10. Hooray for hot kissing scenes!
There’s something incredibly sexy about romantic scenes that are the opposite of being gratuatis or overt. In this case, the repressed Edwardian era, combined with George’s and Lucy’s fiery passions that are trying their best to remain suppressed, adds a great deal of heat to the kissing scenes between Julian Sands and Helena Bonham Carter.

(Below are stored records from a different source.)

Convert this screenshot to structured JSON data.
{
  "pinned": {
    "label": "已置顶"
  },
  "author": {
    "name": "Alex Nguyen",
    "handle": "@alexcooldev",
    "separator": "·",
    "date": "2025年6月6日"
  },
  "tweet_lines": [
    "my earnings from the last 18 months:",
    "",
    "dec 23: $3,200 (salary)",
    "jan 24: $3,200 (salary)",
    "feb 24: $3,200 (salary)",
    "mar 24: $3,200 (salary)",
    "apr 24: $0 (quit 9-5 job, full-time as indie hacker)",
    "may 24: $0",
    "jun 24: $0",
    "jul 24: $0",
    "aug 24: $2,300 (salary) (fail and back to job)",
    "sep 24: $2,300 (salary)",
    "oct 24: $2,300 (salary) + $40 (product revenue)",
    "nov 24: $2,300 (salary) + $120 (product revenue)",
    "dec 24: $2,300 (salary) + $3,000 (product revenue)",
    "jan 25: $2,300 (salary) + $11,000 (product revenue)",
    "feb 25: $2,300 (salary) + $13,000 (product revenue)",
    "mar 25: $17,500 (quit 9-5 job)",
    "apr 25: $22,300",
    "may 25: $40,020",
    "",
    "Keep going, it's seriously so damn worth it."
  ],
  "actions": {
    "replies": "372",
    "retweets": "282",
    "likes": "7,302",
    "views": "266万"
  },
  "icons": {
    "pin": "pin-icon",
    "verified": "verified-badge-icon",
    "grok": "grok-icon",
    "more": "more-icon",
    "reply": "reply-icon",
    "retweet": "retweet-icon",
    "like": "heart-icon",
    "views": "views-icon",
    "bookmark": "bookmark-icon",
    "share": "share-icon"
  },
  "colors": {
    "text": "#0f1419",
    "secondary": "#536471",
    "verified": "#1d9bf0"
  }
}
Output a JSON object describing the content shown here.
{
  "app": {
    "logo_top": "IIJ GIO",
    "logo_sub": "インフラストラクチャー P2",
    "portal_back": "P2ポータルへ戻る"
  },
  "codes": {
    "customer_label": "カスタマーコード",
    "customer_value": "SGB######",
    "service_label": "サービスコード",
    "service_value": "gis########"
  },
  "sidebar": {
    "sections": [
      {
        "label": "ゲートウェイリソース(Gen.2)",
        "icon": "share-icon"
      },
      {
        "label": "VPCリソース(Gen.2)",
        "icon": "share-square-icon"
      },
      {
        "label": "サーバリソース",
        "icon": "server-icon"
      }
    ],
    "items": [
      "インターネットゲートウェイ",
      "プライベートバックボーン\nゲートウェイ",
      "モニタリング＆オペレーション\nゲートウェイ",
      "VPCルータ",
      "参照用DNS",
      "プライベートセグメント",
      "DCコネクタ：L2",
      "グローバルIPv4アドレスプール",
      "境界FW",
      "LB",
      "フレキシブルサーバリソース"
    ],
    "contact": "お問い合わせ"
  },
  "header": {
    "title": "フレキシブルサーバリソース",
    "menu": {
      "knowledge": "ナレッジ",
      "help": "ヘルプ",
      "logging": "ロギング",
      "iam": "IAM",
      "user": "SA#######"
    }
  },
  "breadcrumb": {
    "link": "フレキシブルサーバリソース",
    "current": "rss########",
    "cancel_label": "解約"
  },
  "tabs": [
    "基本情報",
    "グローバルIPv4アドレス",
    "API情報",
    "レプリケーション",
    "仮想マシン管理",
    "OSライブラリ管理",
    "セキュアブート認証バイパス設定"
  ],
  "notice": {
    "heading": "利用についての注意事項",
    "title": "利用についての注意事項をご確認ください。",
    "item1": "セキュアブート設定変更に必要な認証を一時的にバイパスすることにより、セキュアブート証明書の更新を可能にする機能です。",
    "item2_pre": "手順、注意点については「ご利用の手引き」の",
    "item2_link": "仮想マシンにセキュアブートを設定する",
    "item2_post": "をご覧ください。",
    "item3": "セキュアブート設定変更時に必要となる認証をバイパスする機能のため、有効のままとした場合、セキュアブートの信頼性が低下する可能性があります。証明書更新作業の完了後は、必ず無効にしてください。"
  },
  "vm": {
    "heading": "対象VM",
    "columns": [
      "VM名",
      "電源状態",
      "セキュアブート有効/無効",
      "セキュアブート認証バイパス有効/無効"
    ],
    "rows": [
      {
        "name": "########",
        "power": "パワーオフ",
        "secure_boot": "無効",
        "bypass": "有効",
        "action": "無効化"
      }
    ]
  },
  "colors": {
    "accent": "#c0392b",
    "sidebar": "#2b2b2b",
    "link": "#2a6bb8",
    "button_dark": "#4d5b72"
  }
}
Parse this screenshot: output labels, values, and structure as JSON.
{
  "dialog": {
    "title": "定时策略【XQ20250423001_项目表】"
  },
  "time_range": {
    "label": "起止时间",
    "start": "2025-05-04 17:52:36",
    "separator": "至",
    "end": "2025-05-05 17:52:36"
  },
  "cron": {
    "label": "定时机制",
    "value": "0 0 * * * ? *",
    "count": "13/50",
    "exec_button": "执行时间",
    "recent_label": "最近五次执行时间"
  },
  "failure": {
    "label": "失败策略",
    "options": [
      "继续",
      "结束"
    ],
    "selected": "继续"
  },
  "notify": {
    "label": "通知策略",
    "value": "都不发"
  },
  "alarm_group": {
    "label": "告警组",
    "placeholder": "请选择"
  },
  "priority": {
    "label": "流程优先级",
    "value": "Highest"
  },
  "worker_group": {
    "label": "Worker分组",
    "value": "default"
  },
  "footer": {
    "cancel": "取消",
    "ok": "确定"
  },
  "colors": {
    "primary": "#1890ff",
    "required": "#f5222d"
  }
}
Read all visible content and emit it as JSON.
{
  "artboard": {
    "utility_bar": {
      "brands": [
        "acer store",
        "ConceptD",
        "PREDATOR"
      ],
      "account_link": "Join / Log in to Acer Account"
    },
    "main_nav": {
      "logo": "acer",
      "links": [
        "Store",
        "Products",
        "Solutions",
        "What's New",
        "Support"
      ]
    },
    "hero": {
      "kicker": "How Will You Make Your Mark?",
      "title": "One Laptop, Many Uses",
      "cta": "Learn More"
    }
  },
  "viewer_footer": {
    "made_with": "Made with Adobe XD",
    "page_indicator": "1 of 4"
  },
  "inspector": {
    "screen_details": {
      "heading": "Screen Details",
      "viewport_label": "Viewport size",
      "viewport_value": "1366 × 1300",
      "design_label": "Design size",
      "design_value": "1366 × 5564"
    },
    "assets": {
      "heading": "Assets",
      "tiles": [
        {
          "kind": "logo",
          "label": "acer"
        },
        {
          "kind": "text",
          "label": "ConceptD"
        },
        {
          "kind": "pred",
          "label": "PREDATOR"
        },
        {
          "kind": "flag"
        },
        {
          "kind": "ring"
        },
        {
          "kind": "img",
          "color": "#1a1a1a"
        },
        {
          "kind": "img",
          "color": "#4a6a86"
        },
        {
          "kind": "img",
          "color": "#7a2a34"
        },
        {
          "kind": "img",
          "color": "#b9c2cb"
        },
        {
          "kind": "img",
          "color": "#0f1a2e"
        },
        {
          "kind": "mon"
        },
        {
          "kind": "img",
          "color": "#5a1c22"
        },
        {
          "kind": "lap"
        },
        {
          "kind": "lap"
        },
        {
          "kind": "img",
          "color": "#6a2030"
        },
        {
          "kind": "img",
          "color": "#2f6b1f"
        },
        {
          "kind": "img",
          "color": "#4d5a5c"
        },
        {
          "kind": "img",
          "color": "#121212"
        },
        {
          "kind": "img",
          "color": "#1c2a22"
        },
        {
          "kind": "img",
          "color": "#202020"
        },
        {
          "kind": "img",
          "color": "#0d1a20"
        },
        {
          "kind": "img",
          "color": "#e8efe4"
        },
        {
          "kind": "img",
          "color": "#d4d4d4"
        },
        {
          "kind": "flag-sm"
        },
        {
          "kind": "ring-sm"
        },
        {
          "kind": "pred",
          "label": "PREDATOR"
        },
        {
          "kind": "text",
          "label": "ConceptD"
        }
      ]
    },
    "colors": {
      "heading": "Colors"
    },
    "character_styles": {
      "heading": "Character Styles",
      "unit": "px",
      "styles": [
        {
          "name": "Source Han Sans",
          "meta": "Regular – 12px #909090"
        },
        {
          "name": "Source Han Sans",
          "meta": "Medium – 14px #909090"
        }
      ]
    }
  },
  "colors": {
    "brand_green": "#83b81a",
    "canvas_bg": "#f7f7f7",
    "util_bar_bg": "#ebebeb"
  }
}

In addition to the field of barley kiss, there is another kiss where George is playing tennis with Freddy and Lucy at the Honeychurch grounds. They invite Cecil but of course he is much too bookish for such silly games. In a break, Cecil reads a passage from Eleanor Lavish’s recent book. Unaware of its meaning, he reads a paragraph which is clearly an exact description of Lucy and George’s first kiss in Florence. Walking back to the house, and only yards away from Cecil who continues to be engrossed in his reading, George takes Lucy in his arms again to passionately kiss Lucy. She pretends to be insulted later but in the moment, she is kissing him back with equal passion.
This film on the surface is a lovely romantic feast for the senses, but there’s more underneath here. This story reflects what many young women like Lucy and young men like George may have been experiencing at the turn of the twentieth century Britain… an awakening.
Lucy Honeychurch: “How quickly these accidents do happen and then one returns to the old life.”
George Emerson: “I don’t. I mean, something’s happened to me… and to you.”
This review is my tardy contribution to A SHROUD OF THOUGHTS’ 2nd Annual British Invaders Blogathon. To find a complete list of participants see Terry’s site for their splendid posts: